Lower Dens sort The Competition, son quatrième album encensé par la critique. C’est l’album le plus vulnérable et le plus accrocheur de Jana Hunter à ce jour, un disque de pop résistante qui n’aurait pu sortir qu’en 2019.

De par sa conception, la compétition est la force motrice du capitalisme moderne, et le terme que Jana Hunter utilise pour décrire un phénomène socio-psychologique que cela génère ; une sorte de psychose qui accélère nos insécurités et anxiétés jusqu’au point de saturation, affaiblissant nos intimités, nos communautés et notre sens de soi. Hunter explique : « Les difficultés qui ont façonnées ma vie, pour le meilleur ou pour le pire, ont trait au fait de venir d’une famille et d’une culture qui ont totalement adhéré à cet état d’esprit compétitif. J’étais farouche et je souffrais beaucoup étant enfant ; la vie à la maison était très sombre, et les chansons pop étaient une échappatoire garantie vers un espace mental où la beauté, l’émerveillement et l’amour étaient possibles. Je voulais écrire des chansons qui auraient le potentiel de faire cela. »
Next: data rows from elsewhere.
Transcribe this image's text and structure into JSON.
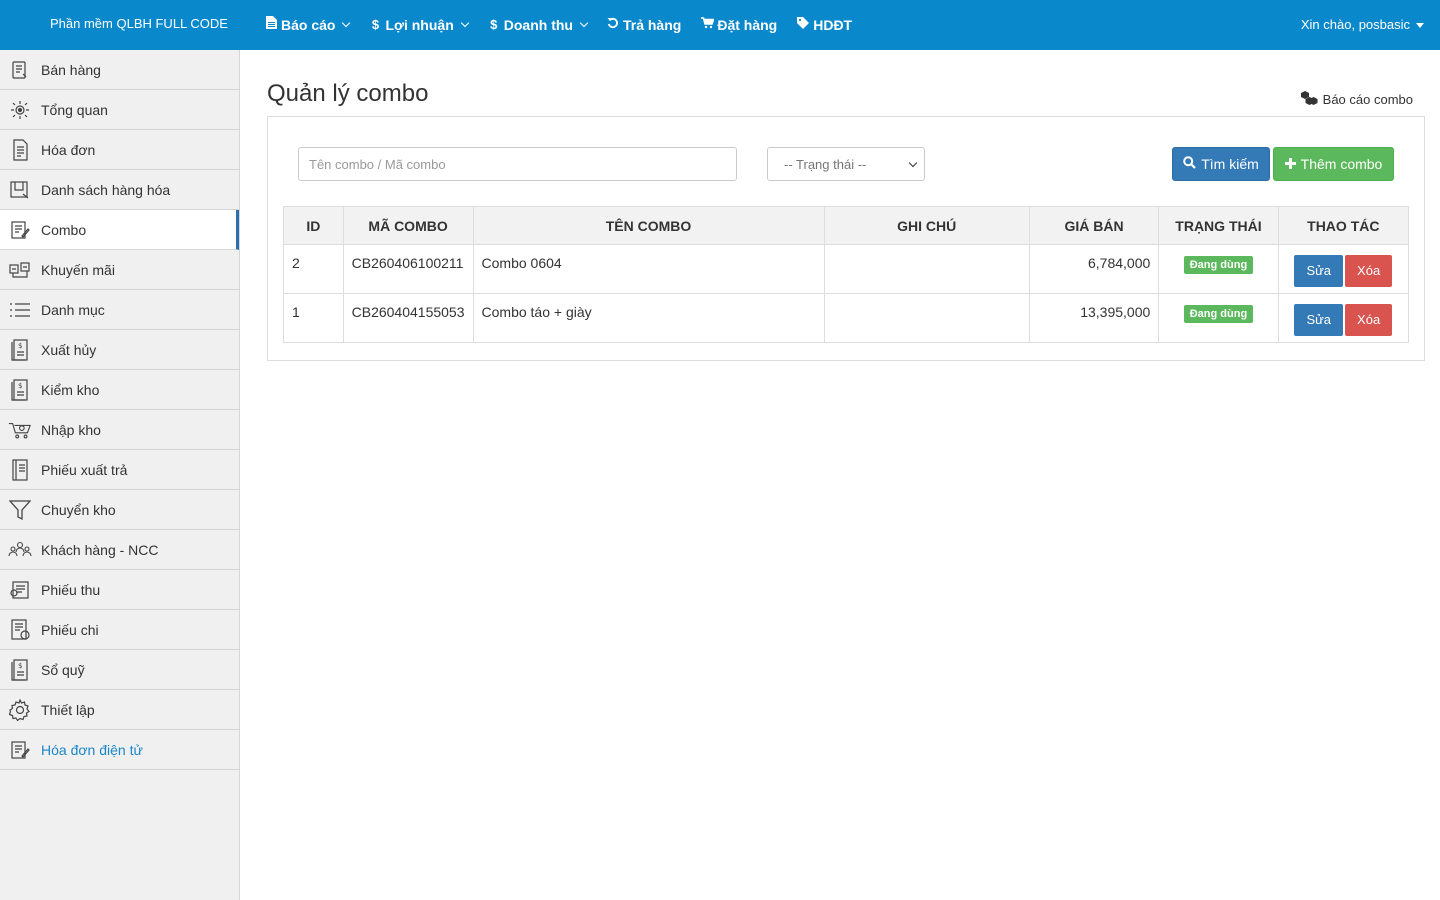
{
  "header": {
    "brand": "Phần mềm QLBH FULL CODE",
    "nav": [
      {
        "label": "Báo cáo",
        "icon": "file-icon",
        "dropdown": true
      },
      {
        "label": "Lợi nhuận",
        "icon": "dollar-icon",
        "dropdown": true
      },
      {
        "label": "Doanh thu",
        "icon": "dollar-icon",
        "dropdown": true
      },
      {
        "label": "Trả hàng",
        "icon": "undo-icon",
        "dropdown": false
      },
      {
        "label": "Đặt hàng",
        "icon": "cart-icon",
        "dropdown": false
      },
      {
        "label": "HDĐT",
        "icon": "tag-icon",
        "dropdown": false
      }
    ],
    "user": "Xin chào, posbasic"
  },
  "sidebar": {
    "items": [
      {
        "label": "Bán hàng",
        "icon": "sales-icon"
      },
      {
        "label": "Tổng quan",
        "icon": "overview-icon"
      },
      {
        "label": "Hóa đơn",
        "icon": "invoice-icon"
      },
      {
        "label": "Danh sách hàng hóa",
        "icon": "product-list-icon"
      },
      {
        "label": "Combo",
        "icon": "combo-icon",
        "active": true
      },
      {
        "label": "Khuyến mãi",
        "icon": "promotion-icon"
      },
      {
        "label": "Danh mục",
        "icon": "list-icon"
      },
      {
        "label": "Xuất hủy",
        "icon": "dollar-doc-icon"
      },
      {
        "label": "Kiểm kho",
        "icon": "dollar-doc-icon"
      },
      {
        "label": "Nhập kho",
        "icon": "cart-icon"
      },
      {
        "label": "Phiếu xuất trả",
        "icon": "notebook-icon"
      },
      {
        "label": "Chuyển kho",
        "icon": "funnel-icon"
      },
      {
        "label": "Khách hàng - NCC",
        "icon": "people-icon"
      },
      {
        "label": "Phiếu thu",
        "icon": "receipt-icon"
      },
      {
        "label": "Phiếu chi",
        "icon": "payment-icon"
      },
      {
        "label": "Sổ quỹ",
        "icon": "dollar-doc-icon"
      },
      {
        "label": "Thiết lập",
        "icon": "gear-icon"
      },
      {
        "label": "Hóa đơn điện tử",
        "icon": "e-invoice-icon",
        "link": true
      }
    ]
  },
  "main": {
    "title": "Quản lý combo",
    "report_link": "Báo cáo combo",
    "search_placeholder": "Tên combo / Mã combo",
    "status_select": "-- Trạng thái --",
    "search_button": "Tìm kiếm",
    "add_button": "Thêm combo",
    "table": {
      "headers": [
        "ID",
        "MÃ COMBO",
        "TÊN COMBO",
        "GHI CHÚ",
        "GIÁ BÁN",
        "TRẠNG THÁI",
        "THAO TÁC"
      ],
      "rows": [
        {
          "id": "2",
          "code": "CB260406100211",
          "name": "Combo 0604",
          "note": "",
          "price": "6,784,000",
          "status": "Đang dùng",
          "edit": "Sửa",
          "delete": "Xóa"
        },
        {
          "id": "1",
          "code": "CB260404155053",
          "name": "Combo táo + giày",
          "note": "",
          "price": "13,395,000",
          "status": "Đang dùng",
          "edit": "Sửa",
          "delete": "Xóa"
        }
      ]
    }
  },
  "colors": {
    "topbar": "#0a88cc",
    "primary": "#337ab7",
    "success": "#5cb85c",
    "danger": "#d9534f",
    "link": "#1a87c9"
  }
}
Swarming guitar fuzz, bass waves, Jana Hunter’s voice, and insistent drum throbs are the core components of Baltimore’s Lower Dens. Hunter, sometimes known for intimate, ghost-heavy weird-fi, is now writing and playing with a group that might get filed as new wave, or drone pop, or post-punk. With due deference to her solo work, we’re very glad.
The swarming wave-throb, coupled with Hunter’s lyrics and redolent, charred voice, wrecks. The band’s upcoming record, Twin-Hand Movement, is eleven perfect songs long. From opener « Blue & Silver » (anxiety mounts at a quick clip until the final climactic release) to « Plastic & Powder » (a churning, narcotic slow- burner) to « Hospice Gates » (penultimate album cut, proud weirdo anthem, possible creative zenith), not one is a space-taker. They’re rife with the survivalist paranoia you’d expect from residents of a post-urban port hole (and this particular songwriter), crafted methodically and beautifully, and carry you enthusiastically out into the rolling breaks of industrial filth-water.
« I Get Nervous », the lead single from THM, starts in a kind of nebulous weird place. Its a good half-minute of straight, building disorientation before the the guitars swell in and make room for the kind of solid drum beat you might never need to stop listening to: steady hi-hat, the snare and kick patiently ticktocking. Guitars wash over everything, and the overdriven bass keeps time with the cymbal. A strummed guitar now announces each measure, and by the time Jana Hunter’s voice finally drops like soft water out of the sky, you’re floating on it. « In the same rich path, you and I align, » goes one of the lines. It could as well be about this song. It’s three and a half minutes never feel like enough. The second side, « Johnssong », seems to follows a simple, if tense, narrative down a doo-wop road, until the bottom drops and it suddenly veers into a somehow perfectly suited, looping guitar squall that escalates in thick shrieking layers before it finally crests, parting, making clear that sun-filled, awkward alley once again.
Lower Dens formed in 2009, when Hunter set about finding a full-time band. They spent the rest of the year sweating in attics and basements, and only stepped out of the shadows to do a quick tour and record. Twin-Hand Movement was recorded by Chris Freeland (ex-Oxes drummer; proprietor of Beat Babies, Baltimore), mixed by Chris Coady (at his DNA, NYC), and mastered by Sarah Register (of the Lodge, NYC and the band Talk Normal.)
They’ll tour this summer, first through the US with hometown friends Future Islands and then again and again, and everywhere.